But within that missed opportunity is a silver lining, Brooks said, because many people involved in the new drug strategy were a product of what happened then. "Whether you sold drugs, whether your mother or father was addicted, whether your father was in prison, your grandfather was in prison, your uncles, your brothers," Brooks said. "The silver lining is the folks that were involved in this process were affected by it. So they had a unique perspective. They had a desire to do something different and bring some change to this new epidemic."
Brooks, a member of the Municipal Drug Policy Committee, joined the law enforcement pillar because of the life he used to live and the life he lives now, he said.
"I was tired of watching young black men get locked up over and over and families destroyed," Brooks said. "And that still goes on. Let’s be very clear about that. I have kids in my program, we have people in the community who are in third generations of fatherless families. I don’t want to see that for another community."

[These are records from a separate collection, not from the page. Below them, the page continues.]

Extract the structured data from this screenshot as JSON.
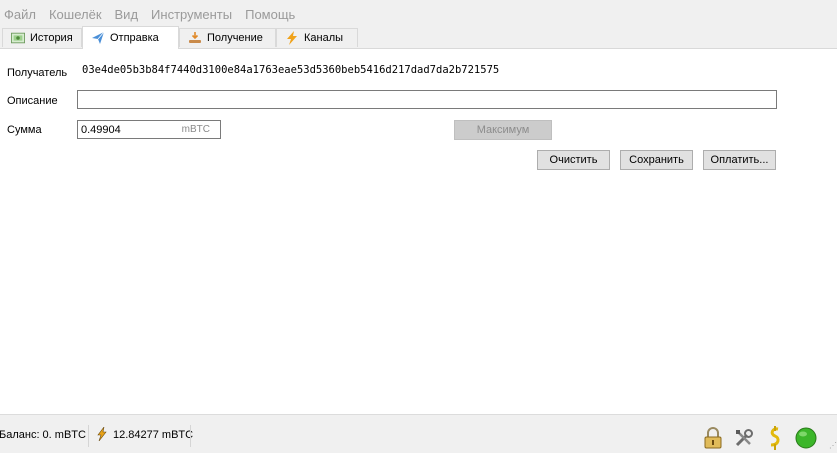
{
  "menu": {
    "items": [
      "Файл",
      "Кошелёк",
      "Вид",
      "Инструменты",
      "Помощь"
    ]
  },
  "tabs": [
    {
      "label": "История",
      "icon": "history-icon"
    },
    {
      "label": "Отправка",
      "icon": "send-icon",
      "active": true
    },
    {
      "label": "Получение",
      "icon": "receive-icon"
    },
    {
      "label": "Каналы",
      "icon": "lightning-icon"
    }
  ],
  "send_form": {
    "recipient_label": "Получатель",
    "recipient_value": "03e4de05b3b84f7440d3100e84a1763eae53d5360beb5416d217dad7da2b721575",
    "description_label": "Описание",
    "description_value": "",
    "amount_label": "Сумма",
    "amount_value": "0.49904",
    "amount_unit": "mBTC",
    "max_button": "Максимум",
    "clear_button": "Очистить",
    "save_button": "Сохранить",
    "pay_button": "Оплатить..."
  },
  "status": {
    "balance": "Баланс: 0. mBTC",
    "lightning_balance": "12.84277 mBTC",
    "icons": [
      "lock-icon",
      "tools-icon",
      "seed-icon",
      "network-status-icon"
    ],
    "network_color": "#3cb62a"
  }
}
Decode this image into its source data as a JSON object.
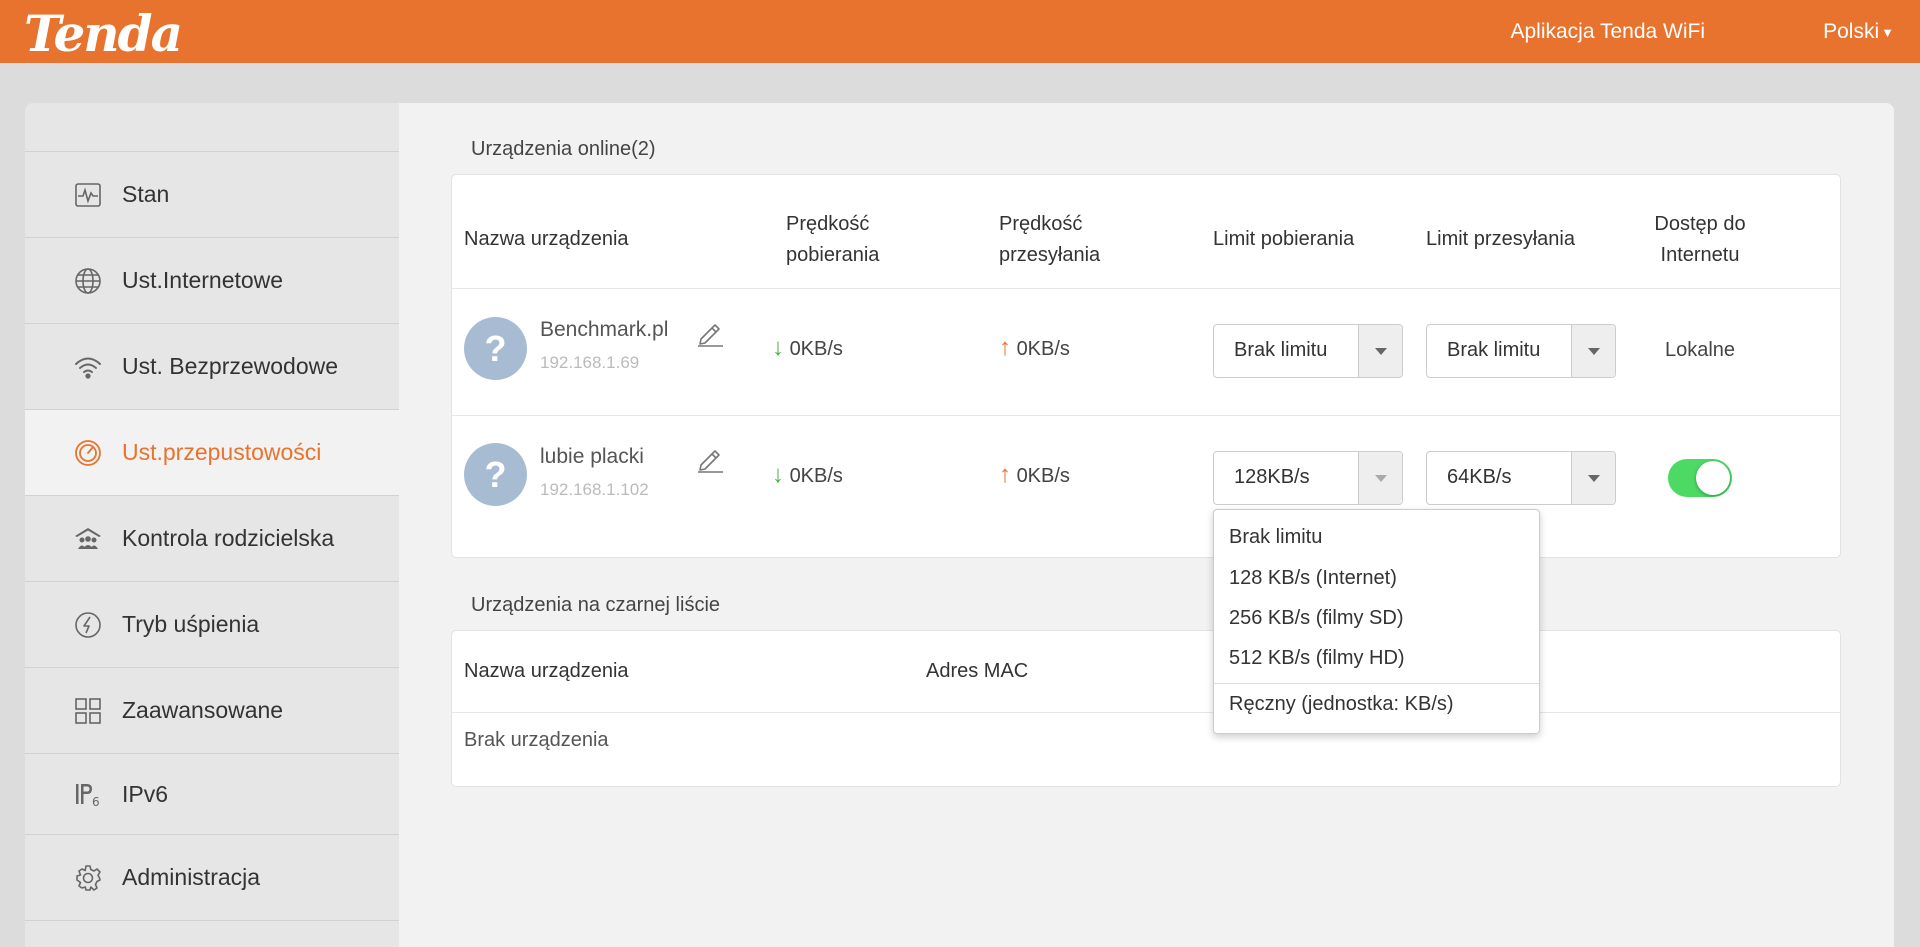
{
  "header": {
    "logo": "Tenda",
    "app_link": "Aplikacja Tenda WiFi",
    "language": "Polski",
    "accent_color": "#e8732e"
  },
  "sidebar": {
    "items": [
      {
        "label": "Stan",
        "icon": "pulse-icon"
      },
      {
        "label": "Ust.Internetowe",
        "icon": "globe-icon"
      },
      {
        "label": "Ust. Bezprzewodowe",
        "icon": "wifi-icon"
      },
      {
        "label": "Ust.przepustowości",
        "icon": "speedometer-icon",
        "active": true
      },
      {
        "label": "Kontrola rodzicielska",
        "icon": "family-icon"
      },
      {
        "label": "Tryb uśpienia",
        "icon": "sleep-icon"
      },
      {
        "label": "Zaawansowane",
        "icon": "grid-icon"
      },
      {
        "label": "IPv6",
        "icon": "ipv6-icon"
      },
      {
        "label": "Administracja",
        "icon": "gear-icon"
      }
    ]
  },
  "online": {
    "title": "Urządzenia online(2)",
    "headers": {
      "name": "Nazwa urządzenia",
      "down_speed_1": "Prędkość",
      "down_speed_2": "pobierania",
      "up_speed_1": "Prędkość",
      "up_speed_2": "przesyłania",
      "down_limit": "Limit pobierania",
      "up_limit": "Limit przesyłania",
      "access_1": "Dostęp do",
      "access_2": "Internetu"
    },
    "devices": [
      {
        "name": "Benchmark.pl",
        "ip": "192.168.1.69",
        "down_arrow": "↓",
        "down": "0KB/s",
        "up_arrow": "↑",
        "up": "0KB/s",
        "down_limit": "Brak limitu",
        "up_limit": "Brak limitu",
        "access": "Lokalne"
      },
      {
        "name": "lubie placki",
        "ip": "192.168.1.102",
        "down_arrow": "↓",
        "down": "0KB/s",
        "up_arrow": "↑",
        "up": "0KB/s",
        "down_limit": "128KB/s",
        "up_limit": "64KB/s",
        "access_enabled": true
      }
    ]
  },
  "blacklist": {
    "title": "Urządzenia na czarnej liście",
    "headers": {
      "name": "Nazwa urządzenia",
      "mac": "Adres MAC"
    },
    "empty": "Brak urządzenia"
  },
  "dropdown": {
    "options": [
      "Brak limitu",
      "128 KB/s (Internet)",
      "256 KB/s (filmy SD)",
      "512 KB/s (filmy HD)",
      "Ręczny (jednostka: KB/s)"
    ]
  }
}
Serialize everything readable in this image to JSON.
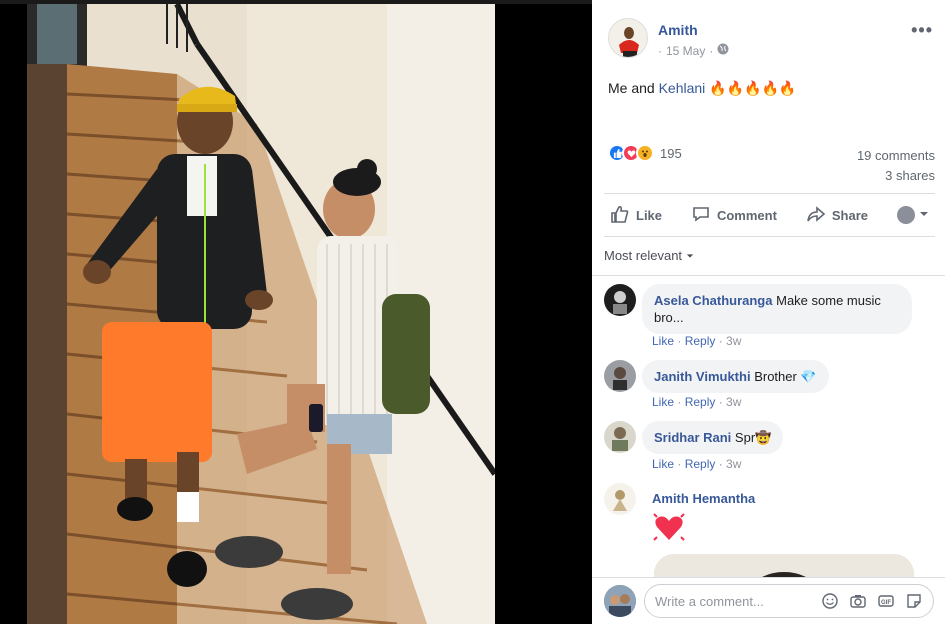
{
  "post": {
    "author": "Amith",
    "date": "15 May",
    "separator": "·",
    "text_prefix": "Me and ",
    "tagged": "Kehlani",
    "emoji": "🔥🔥🔥🔥🔥",
    "reaction_count": "195",
    "comments_count": "19 comments",
    "shares_count": "3 shares"
  },
  "actions": {
    "like": "Like",
    "comment": "Comment",
    "share": "Share"
  },
  "sort_label": "Most relevant",
  "comments": [
    {
      "name": "Asela Chathuranga",
      "text": "Make some music bro...",
      "like": "Like",
      "reply": "Reply",
      "time": "3w"
    },
    {
      "name": "Janith Vimukthi",
      "text": "Brother 💎",
      "like": "Like",
      "reply": "Reply",
      "time": "3w"
    },
    {
      "name": "Sridhar Rani",
      "text": "Spr🤠",
      "like": "Like",
      "reply": "Reply",
      "time": "3w"
    },
    {
      "name": "Amith Hemantha",
      "text": "",
      "like": "",
      "reply": "",
      "time": ""
    }
  ],
  "composer": {
    "placeholder": "Write a comment..."
  },
  "icons": {
    "globe": "globe-icon",
    "more": "more-options-icon",
    "like": "thumbs-up-icon",
    "comment": "speech-bubble-icon",
    "share": "share-arrow-icon",
    "caret": "caret-down-icon",
    "emoji": "smiley-icon",
    "camera": "camera-icon",
    "gif": "gif-icon",
    "sticker": "sticker-icon"
  },
  "colors": {
    "link": "#365899",
    "like_blue": "#1877f2",
    "love_red": "#f33e58",
    "wow_yellow": "#f7b125"
  }
}
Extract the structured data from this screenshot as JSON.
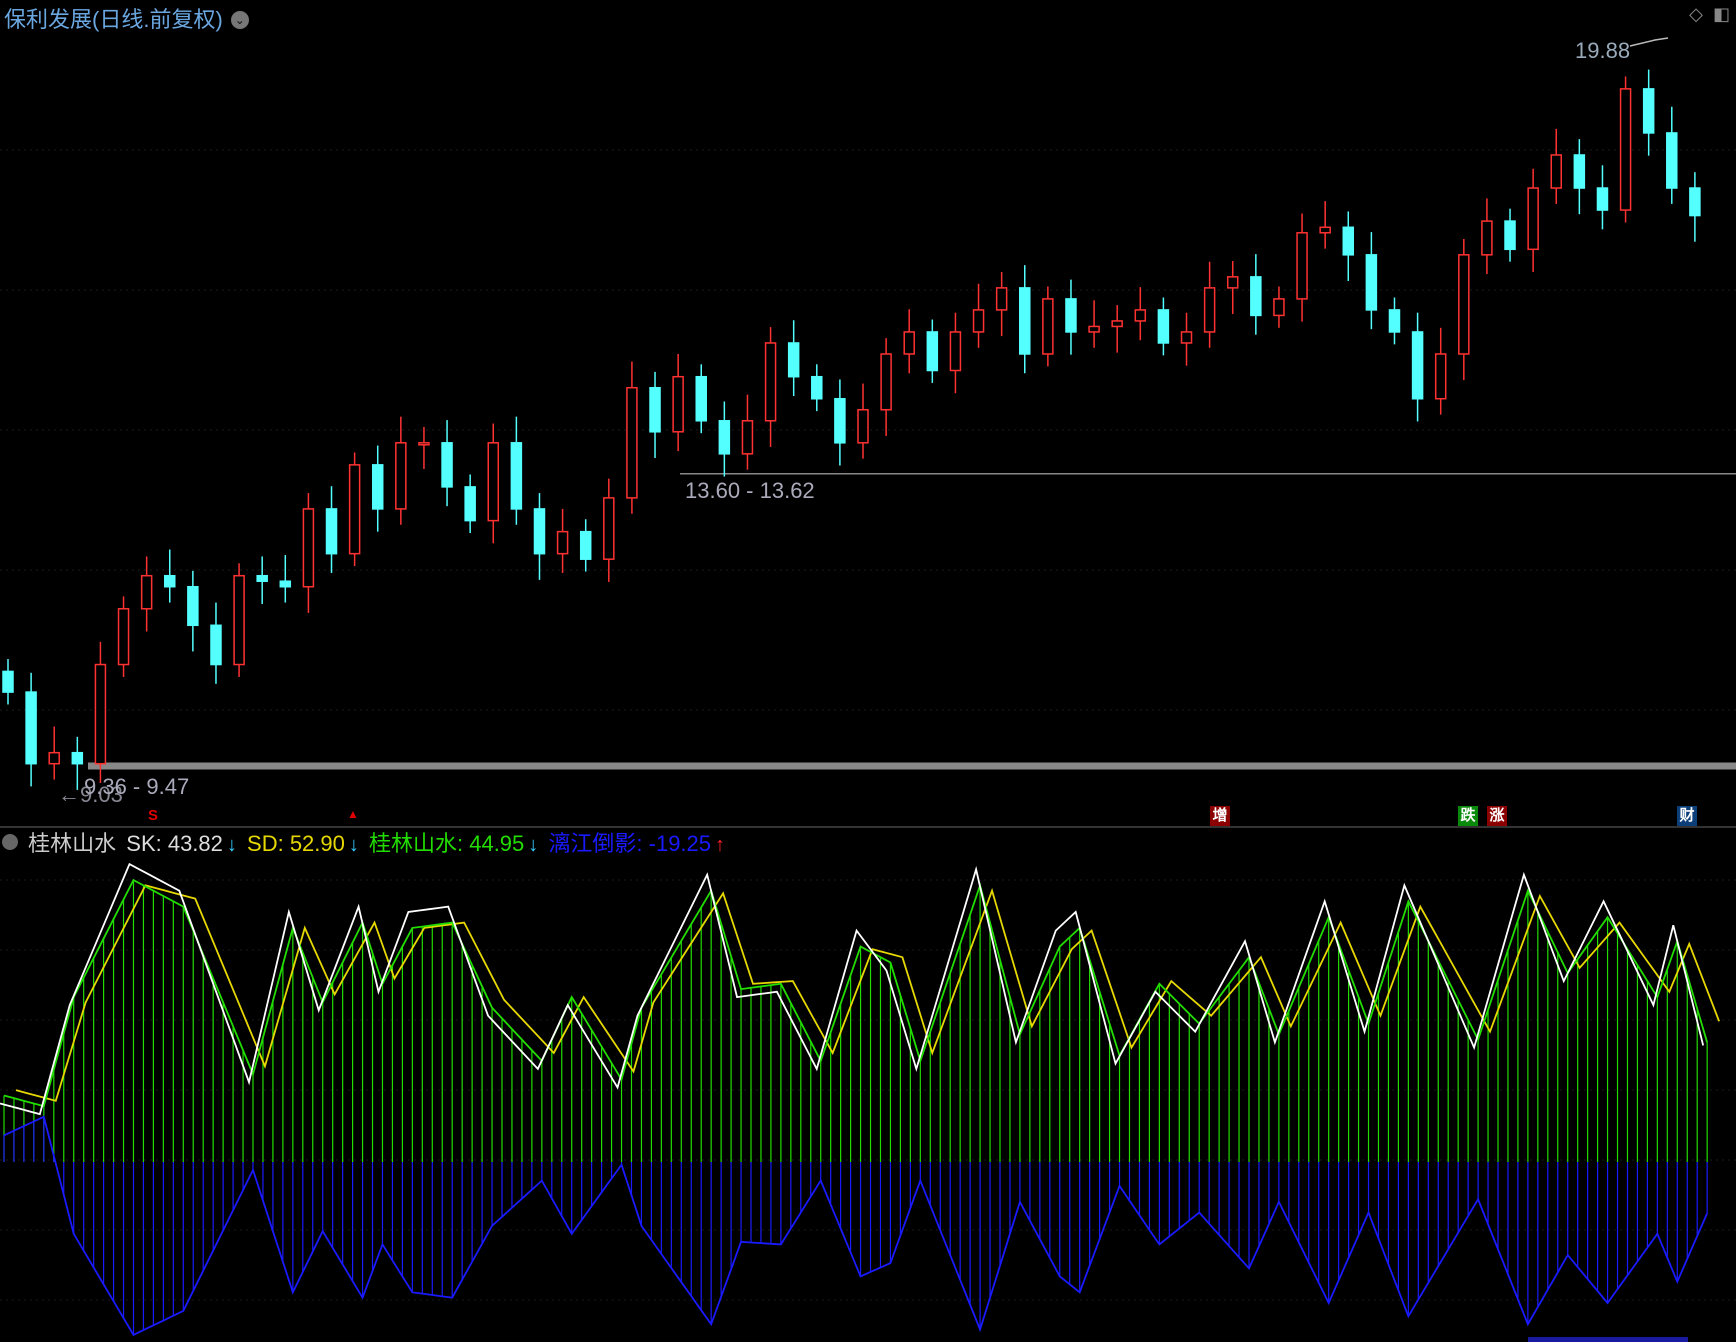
{
  "header": {
    "title": "保利发展(日线.前复权)",
    "chevron_icon": "chevron-down-icon",
    "icons": [
      "diamond-icon",
      "panel-toggle-icon"
    ]
  },
  "price_labels": {
    "high": "19.88",
    "range_mid": "13.60 - 13.62",
    "range_low": "9.36 - 9.47",
    "low": "←9.03"
  },
  "markers": [
    {
      "text": "S",
      "color": "#e00000"
    },
    {
      "text": "▲",
      "color": "#e00000"
    },
    {
      "text": "增",
      "color": "#8b0000"
    },
    {
      "text": "跌",
      "color": "#0a8a0a"
    },
    {
      "text": "涨",
      "color": "#8b0000"
    },
    {
      "text": "财",
      "color": "#0c3f7a"
    }
  ],
  "indicator": {
    "name": "桂林山水",
    "sk_label": "SK: 43.82",
    "sk_dir": "↓",
    "sd_label": "SD: 52.90",
    "sd_dir": "↓",
    "main_label": "桂林山水: 44.95",
    "main_dir": "↓",
    "reflect_label": "漓江倒影: -19.25",
    "reflect_dir": "↑",
    "colors": {
      "sk": "#ffffff",
      "sd": "#e6d800",
      "main": "#22dd00",
      "reflect": "#1a1aff"
    }
  },
  "chart_data": [
    {
      "type": "candlestick",
      "title": "保利发展 日线",
      "up_color": "#ff3232",
      "down_color": "#54ffff",
      "closes": [
        10.44,
        9.4,
        9.56,
        9.4,
        10.84,
        11.65,
        12.13,
        11.97,
        11.41,
        10.84,
        12.13,
        12.05,
        11.97,
        13.1,
        12.45,
        13.74,
        13.1,
        14.06,
        14.06,
        13.42,
        12.93,
        14.06,
        13.1,
        12.45,
        12.77,
        12.37,
        13.26,
        14.86,
        14.22,
        15.02,
        14.38,
        13.9,
        14.38,
        15.51,
        15.02,
        14.7,
        14.06,
        14.54,
        15.35,
        15.67,
        15.11,
        15.67,
        15.99,
        16.31,
        15.35,
        16.15,
        15.67,
        15.75,
        15.83,
        15.99,
        15.51,
        15.67,
        16.31,
        16.47,
        15.91,
        16.15,
        17.11,
        17.19,
        16.79,
        15.99,
        15.67,
        14.7,
        15.35,
        16.79,
        17.28,
        16.87,
        17.76,
        18.24,
        17.76,
        17.44,
        19.2,
        18.56,
        17.76,
        17.36
      ],
      "support_levels": [
        13.61,
        9.42
      ]
    },
    {
      "type": "line",
      "title": "桂林山水",
      "bar_count": 172,
      "idx": [
        0,
        4,
        7,
        13,
        18,
        25,
        29,
        32,
        36,
        38,
        41,
        45,
        49,
        54,
        57,
        62,
        64,
        71,
        74,
        78,
        82,
        86,
        89,
        92,
        98,
        102,
        106,
        108,
        112,
        116,
        120,
        125,
        128,
        133,
        137,
        141,
        148,
        153,
        157,
        161,
        166,
        168,
        171
      ],
      "main": [
        25,
        21,
        62,
        106,
        96,
        33,
        88,
        60,
        90,
        67,
        88,
        90,
        58,
        38,
        62,
        31,
        58,
        102,
        65,
        67,
        38,
        81,
        75,
        38,
        104,
        48,
        81,
        88,
        40,
        67,
        52,
        77,
        48,
        92,
        52,
        98,
        46,
        102,
        71,
        92,
        62,
        83,
        44.95
      ],
      "sk": [
        22,
        18,
        59,
        112,
        102,
        30,
        94,
        57,
        96,
        64,
        94,
        96,
        55,
        35,
        59,
        28,
        55,
        108,
        62,
        64,
        35,
        87,
        72,
        35,
        110,
        45,
        87,
        94,
        37,
        64,
        49,
        83,
        45,
        98,
        49,
        104,
        43,
        108,
        68,
        98,
        59,
        89,
        43.82
      ],
      "sd": [
        27,
        23,
        60,
        104,
        99,
        36,
        88,
        63,
        90,
        69,
        88,
        90,
        61,
        41,
        62,
        34,
        60,
        101,
        67,
        68,
        41,
        80,
        77,
        41,
        102,
        51,
        80,
        87,
        43,
        68,
        55,
        77,
        51,
        90,
        55,
        96,
        49,
        100,
        73,
        90,
        64,
        82,
        52.9
      ],
      "reflect": [
        10,
        17,
        -27,
        -65,
        -56,
        -3,
        -49,
        -26,
        -51,
        -31,
        -49,
        -51,
        -24,
        -7,
        -27,
        -1,
        -24,
        -61,
        -30,
        -31,
        -7,
        -43,
        -38,
        -7,
        -63,
        -15,
        -43,
        -49,
        -9,
        -31,
        -19,
        -40,
        -15,
        -53,
        -19,
        -58,
        -14,
        -61,
        -35,
        -53,
        -27,
        -45,
        -19.25
      ]
    }
  ]
}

New York has had a long history around drugs and drug policy, said Kassandra Frederique, director of the New York state policy office at the Drug Policy Alliance, on Wednesday. The Drug Policy Alliance served as a consultant and adviser during The Ithaca Plan's creation.
Frederique said New York was the first to "actually actualize" the war on drugs by introducing mandatory minimums for drug possession, and New York was also one of the first states to decriminalize marijuana in the 1970s.
Frederique, who has frequented Ithaca during the crafting of The Ithaca Plan, said the focus groups have included many tears, hugs and people willing to try something different.
"What is amazing about the process your town has just gone through is that it is the first in the United States to have a jurisdiction to say, ‘This is what we want to do about drugs and drug policies, and all the things associated with them,'" Frederique said.
In the seven years she has worked on drug policy reform, Frederique said, the thing she knows most is that sometimes, the conversation about drugs is not about drugs at all.
"It is about how we decide to treat people we don’t like. It is about how we think who should have certain resources and when. And what are the rules associated with the resources that I’m going to give you," she said. "This plan has the potential to change the conversation about what it is people need, as opposed to what it is we think people need. In that schism, is the possibility to do something different, is the possibility for a new approach, is the possibility that centers compassion instead of stigma, that centers evidence instead of propaganda. There are a lot of things that we work on at Drug Policy Alliance that people in this room may not agree with, but the thing that I can tell you that we agree with you on is that the priority is saving lives, and the priority is to affirm peoples’ humanity."